Jmorovitz
Posts: 3
Joined: Sat Jan 31, 2015 6:04 pm
Occupation: Engineer

### Spinning colors

Trying to identify IV CV and DV in spinning colors experiment. For each trial, each of the 3 primary colors changes
will either hold constant or drop out of the combination. Read your definitions and could use a bit more guidance.
Will you always have a CV or can you just have IV and DVs?

HowardE
Posts: 496
Joined: Thu Nov 20, 2014 1:35 pm
Occupation: Science Buddies content developer

### Re: Spinning colors

There's always something that's held constant. If you mix vinegar and baking soda into a volcano, do you use the same amount for each experiment? Do you mix them in the same size cup?

In your experiment, did you change the amount and color of the room light for each trial? Did you have the observer stand up close for one trial and across the room for another? Or did you keep the lighting the same and have the observer watch from the same place? Things that could be critical to the result but that you kept the same are CVs. Does that help?

Jmorovitz
Posts: 3
Joined: Sat Jan 31, 2015 6:04 pm
Occupation: Engineer

### Re: Spinning colors

Yes - that makes sense with respect to the CV. However, in this experiment, each of the colors of primary light will be combined with another color of primary light to create a new color. For instances if you combine 50% blue with 50% green, you should expect to see the color Cyan created. If you combine 50% green with 50% red, you should expect to see the color yellow created. If you combine 50% red with 50% blue, you should expect to see magenta created. If you combine all 3 in equal amounts, you get white light. So, I am trying to determine for each combination what the IV and DV would be.

For example for blue + green = cyan. I would say blue and green are IVs and Cyan is the DV. However, I didn't think you could have more than one IV.
For red + green = yellow, Red and green IVs and yellow is DV. This is the part I am confused about.

HowardE
Posts: 496
Joined: Thu Nov 20, 2014 1:35 pm
Occupation: Science Buddies content developer

### Re: Spinning colors

You may be overthinking this. You have to choose some percentage of coverage for each of the pie slices on the disc as well as the color of those slices. If you have a disc that's 50% red and 50% green, and you change the red to blue, your IV is the color choice. If you keep the slices red and green but make the red 66% instead of 50%, you've changed the size of the slice. If you change more than one thing at a time it's hard, if not impossible to know what causes any effect you see.

In your example, blue + green = cyan. Was the disc red and green beforehand?

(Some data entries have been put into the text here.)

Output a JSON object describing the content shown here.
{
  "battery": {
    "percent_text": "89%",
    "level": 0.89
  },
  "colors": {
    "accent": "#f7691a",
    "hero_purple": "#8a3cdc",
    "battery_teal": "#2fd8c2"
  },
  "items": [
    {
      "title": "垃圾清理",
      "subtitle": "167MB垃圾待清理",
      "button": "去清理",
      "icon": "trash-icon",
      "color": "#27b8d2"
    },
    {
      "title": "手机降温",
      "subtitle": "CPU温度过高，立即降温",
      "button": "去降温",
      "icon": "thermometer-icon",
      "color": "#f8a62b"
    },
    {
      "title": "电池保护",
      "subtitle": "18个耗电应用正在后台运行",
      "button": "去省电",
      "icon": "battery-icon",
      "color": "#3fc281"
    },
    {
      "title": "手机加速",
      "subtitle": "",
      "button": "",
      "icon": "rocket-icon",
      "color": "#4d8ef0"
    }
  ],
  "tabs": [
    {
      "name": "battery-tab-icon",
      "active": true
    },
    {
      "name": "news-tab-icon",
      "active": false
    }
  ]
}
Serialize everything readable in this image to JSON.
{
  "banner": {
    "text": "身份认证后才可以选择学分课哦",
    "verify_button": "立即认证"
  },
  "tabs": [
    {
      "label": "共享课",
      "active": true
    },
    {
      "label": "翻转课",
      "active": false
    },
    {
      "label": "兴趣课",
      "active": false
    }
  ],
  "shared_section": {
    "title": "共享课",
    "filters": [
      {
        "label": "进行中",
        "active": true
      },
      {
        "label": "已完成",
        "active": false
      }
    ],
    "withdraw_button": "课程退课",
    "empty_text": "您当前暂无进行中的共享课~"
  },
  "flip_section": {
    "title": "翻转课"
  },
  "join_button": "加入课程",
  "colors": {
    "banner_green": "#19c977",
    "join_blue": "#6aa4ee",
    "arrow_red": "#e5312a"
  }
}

If it was 50% red and 50% green and you switched it to 50% blue and 50% green instead, I'd say your color choice was the IV. If the percentage of coverage on the disc changed, maybe that becomes the IV, or if you change the speed of the drill, or the color of the room light, or... In the course of your experiment when you just change one thing, that's the IV. It seems like you're changing the color choices on the wheel. Is everything else the same?

Howard

Jmorovitz
Posts: 3
Joined: Sat Jan 31, 2015 6:04 pm
Occupation: Engineer

### Re: Spinning colors

You are right, I am overthinking it. The trial is below. So seems like the percentage of primary color is the IV, the secondary color created is the DV and the CV is distance observed and the amount of light used in the trial etc. Does this make sense to you?

Red Green Blue Result
50% 50% 0% DV
50% 0% 50% DV
0% 50% 50% DV
33% 33% 33% DV

HowardE
Posts: 496
Joined: Thu Nov 20, 2014 1:35 pm
Occupation: Science Buddies content developer

### Re: Spinning colors

Sounds good. I hope you and your daughter had fun doing it and that she has fun (and does well) at the fair.

Howard